But here's another interesting article about him, with additional details of what people did for entertainment before there was TV:
By the age of ten, Black was getting commissions to catch rats for cash, but his real money came from selling rats for gaming. Rat-baiting was a popular London tavern pastime in which dog owners would set their dogs in a pit and bet on their dog’s ability to catch a set number of rats, sometimes by the dozen, in a matter of minutes. Enthusiasts bet on the speed of a dog’s rat-killing abilities (one famous contender, Billy, tore apart a couple dozen rats in a minute and a half). The “sport” was so popular that the government wanted a cut, and put a tax on rat-killing dogs. Jimmy Shaw, the proprietor of a pub that held one of the most popular rat-matches in town, had hundreds of caged rats at the ready culled from suppliers across the country, including Jack Black.As for the reputation for rats generally, it was all bad:

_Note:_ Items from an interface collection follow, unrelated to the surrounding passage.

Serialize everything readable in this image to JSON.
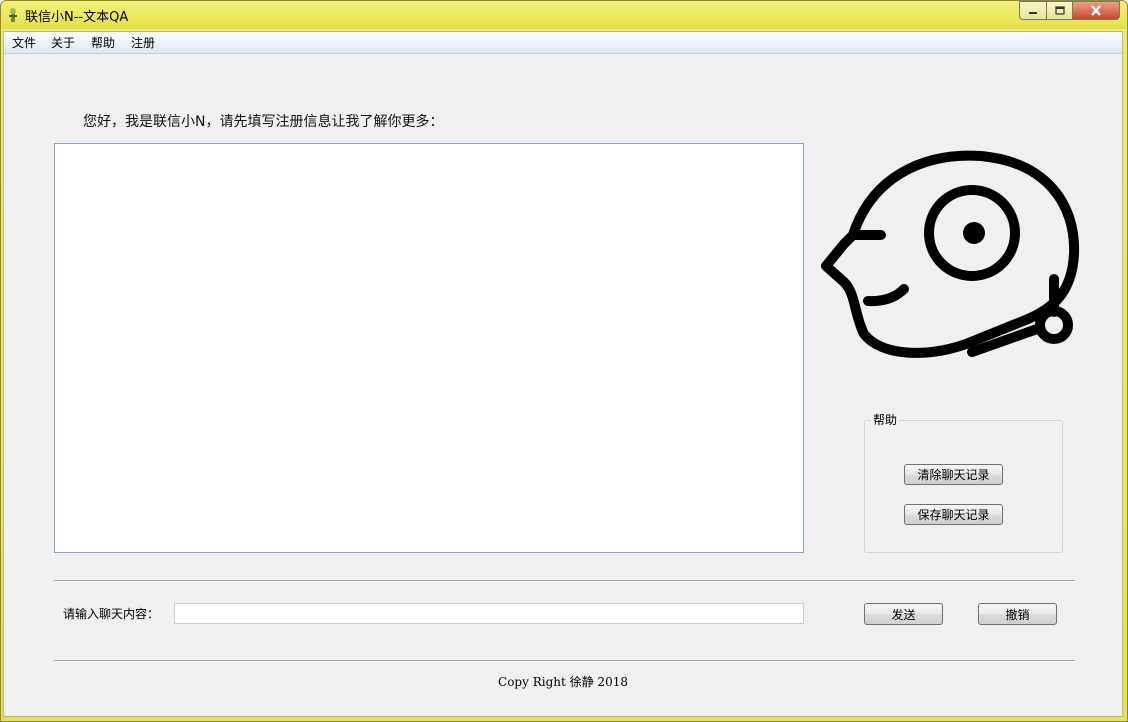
{
  "window": {
    "title": "联信小N--文本QA",
    "controls": {
      "minimize_icon": "minimize-icon",
      "maximize_icon": "maximize-icon",
      "close_icon": "close-icon"
    }
  },
  "menu": {
    "items": [
      {
        "label": "文件"
      },
      {
        "label": "关于"
      },
      {
        "label": "帮助"
      },
      {
        "label": "注册"
      }
    ]
  },
  "main": {
    "greeting": "您好，我是联信小N，请先填写注册信息让我了解你更多：",
    "chat_log": "",
    "avatar_icon": "robot-head-icon"
  },
  "help_group": {
    "title": "帮助",
    "clear_label": "清除聊天记录",
    "save_label": "保存聊天记录"
  },
  "input_row": {
    "label": "请输入聊天内容：",
    "value": "",
    "placeholder": "",
    "send_label": "发送",
    "cancel_label": "撤销"
  },
  "footer": {
    "copyright": "Copy Right 徐静 2018"
  },
  "colors": {
    "titlebar": "#ece85a",
    "client_bg": "#f0f0f0",
    "close_button": "#c8452c"
  }
}
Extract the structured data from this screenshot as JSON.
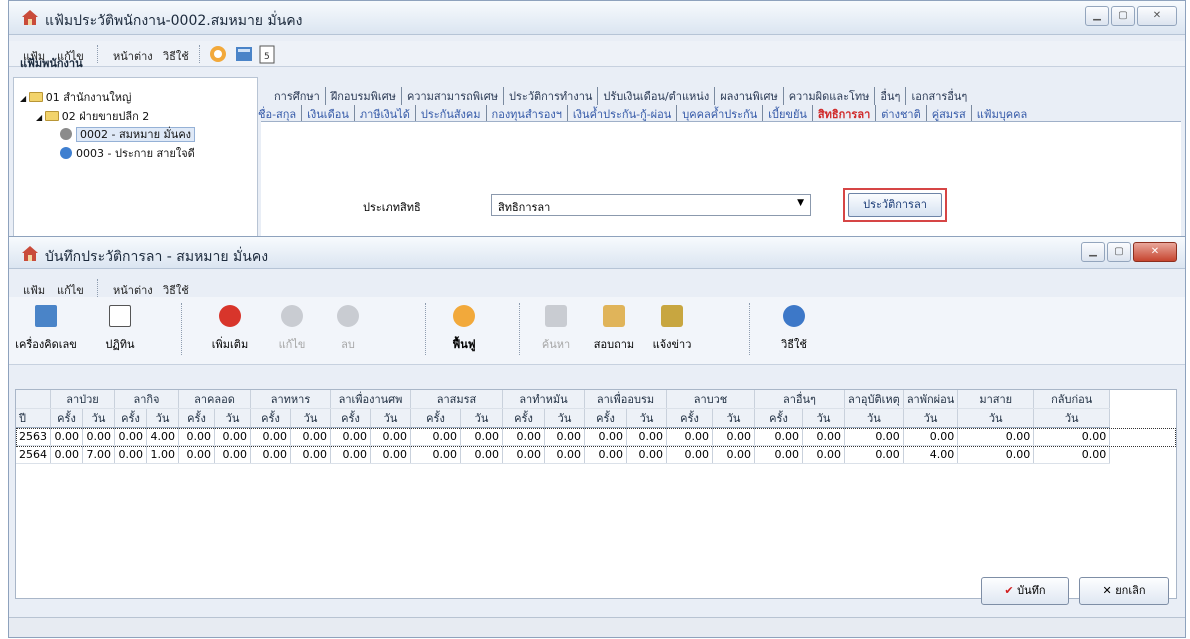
{
  "win1": {
    "title": "แฟ้มประวัติพนักงาน-0002.สมหมาย มั่นคง",
    "menu": [
      "แฟ้ม",
      "แก้ไข",
      "หน้าต่าง",
      "วิธีใช้"
    ],
    "tree": {
      "header": "แฟ้มพนักงาน",
      "nodes": [
        "01 สำนักงานใหญ่",
        "02 ฝ่ายขายปลีก 2",
        "0002 - สมหมาย มั่นคง",
        "0003 - ประกาย สายใจดี"
      ]
    },
    "tabs_row1": [
      "การศึกษา",
      "ฝึกอบรมพิเศษ",
      "ความสามารถพิเศษ",
      "ประวัติการทำงาน",
      "ปรับเงินเดือน/ตำแหน่ง",
      "ผลงานพิเศษ",
      "ความผิดและโทษ",
      "อื่นๆ",
      "เอกสารอื่นๆ"
    ],
    "tabs_row2": [
      "ชื่อ-สกุล",
      "เงินเดือน",
      "ภาษีเงินได้",
      "ประกันสังคม",
      "กองทุนสำรองฯ",
      "เงินค้ำประกัน-กู้-ผ่อน",
      "บุคคลค้ำประกัน",
      "เบี้ยขยัน",
      "สิทธิการลา",
      "ต่างชาติ",
      "คู่สมรส",
      "แฟ้มบุคคล"
    ],
    "active_tab": "สิทธิการลา",
    "right_label": "ประเภทสิทธิ",
    "right_combo": "สิทธิการลา",
    "history_button": "ประวัติการลา"
  },
  "win2": {
    "title": "บันทึกประวัติการลา - สมหมาย มั่นคง",
    "menu": [
      "แฟ้ม",
      "แก้ไข",
      "หน้าต่าง",
      "วิธีใช้"
    ],
    "toolbar": [
      "เครื่องคิดเลข",
      "ปฏิทิน",
      "เพิ่มเติม",
      "แก้ไข",
      "ลบ",
      "ฟื้นฟู",
      "ค้นหา",
      "สอบถาม",
      "แจ้งข่าว",
      "วิธีใช้"
    ],
    "grid": {
      "groups": [
        "ลาป่วย",
        "ลากิจ",
        "ลาคลอด",
        "ลาทหาร",
        "ลาเพื่องานศพ",
        "ลาสมรส",
        "ลาทำหมัน",
        "ลาเพื่ออบรม",
        "ลาบวช",
        "ลาอื่นๆ",
        "ลาอุบัติเหตุ",
        "ลาพักผ่อน",
        "มาสาย",
        "กลับก่อน"
      ],
      "year_label": "ปี",
      "times_label": "ครั้ง",
      "days_label": "วัน",
      "rows": [
        [
          "2563",
          "0.00",
          "0.00",
          "0.00",
          "4.00",
          "0.00",
          "0.00",
          "0.00",
          "0.00",
          "0.00",
          "0.00",
          "0.00",
          "0.00",
          "0.00",
          "0.00",
          "0.00",
          "0.00",
          "0.00",
          "0.00",
          "0.00",
          "0.00",
          "0.00",
          "0.00",
          "0.00",
          "0.00"
        ],
        [
          "2564",
          "0.00",
          "7.00",
          "0.00",
          "1.00",
          "0.00",
          "0.00",
          "0.00",
          "0.00",
          "0.00",
          "0.00",
          "0.00",
          "0.00",
          "0.00",
          "0.00",
          "0.00",
          "0.00",
          "0.00",
          "0.00",
          "0.00",
          "0.00",
          "0.00",
          "4.00",
          "0.00",
          "0.00"
        ]
      ]
    },
    "save_button": "บันทึก",
    "cancel_button": "ยกเลิก"
  },
  "colors": {
    "accent_red": "#d64545",
    "link_blue": "#3459a8"
  }
}
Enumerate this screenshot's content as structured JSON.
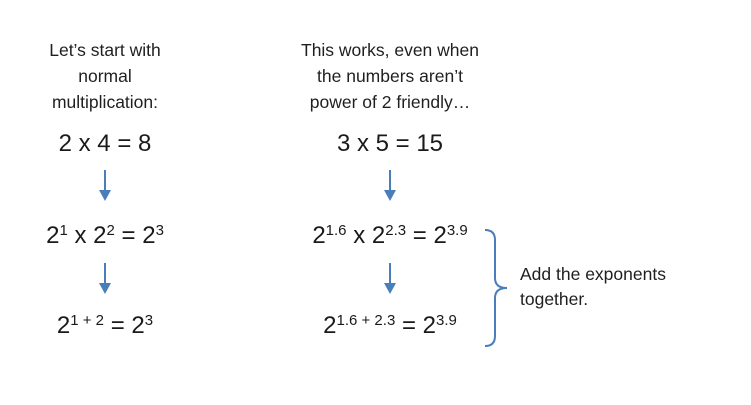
{
  "left": {
    "caption": [
      "Let’s start with",
      "normal",
      "multiplication:"
    ],
    "eq1": "2 x 4 = 8",
    "eq2": {
      "b1": "2",
      "e1": "1",
      "op": " x ",
      "b2": "2",
      "e2": "2",
      "eq": " = ",
      "b3": "2",
      "e3": "3"
    },
    "eq3": {
      "b1": "2",
      "e1": "1 + 2",
      "eq": " = ",
      "b2": "2",
      "e2": "3"
    }
  },
  "middle": {
    "caption": [
      "This works, even when",
      "the numbers aren’t",
      "power of 2 friendly…"
    ],
    "eq1": "3 x 5 = 15",
    "eq2": {
      "b1": "2",
      "e1": "1.6",
      "op": " x ",
      "b2": "2",
      "e2": "2.3",
      "eq": " = ",
      "b3": "2",
      "e3": "3.9"
    },
    "eq3": {
      "b1": "2",
      "e1": "1.6 + 2.3",
      "eq": " = ",
      "b2": "2",
      "e2": "3.9"
    }
  },
  "note": [
    "Add the exponents",
    "together."
  ],
  "colors": {
    "arrow": "#4a7ebb",
    "bracket": "#4a7ebb",
    "text": "#1a1a1a"
  },
  "icons": {
    "arrow": "down-arrow-icon",
    "bracket": "right-brace-icon"
  }
}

The rat’s reputation for having an insatiable sexual appetite, coupled with their supposed predilection for cannibalism, made them the perfect Victorian enemy of lawlessness and sexual deviance. James Rodwell wrote in 1850: “[Rats] have no laws, either civil or religious, to govern them, so to call them Socialists, Communists, or Rats, to me ‘tis equal; for, in my mind, Communism, Socialism, and Ratism are terms synonymous.” Rodwell’s passion for exposing rats as an apocalyptic force while obsessively chronicling their behavior puts him somewhere between early anthropologist and crank. Chapter headings of his second book “The rat: its history and destructive character”, include Thievish Propensity of Rats, How the Rats of Scotland Can Carry Eggs, Rats Standing on Their Heads, Three Cannibal Rats Swallowing Nine Others, The Unreasonable Fear of Rats, and A Rat and a Ferret Snuggling Together in the Author's Bosom.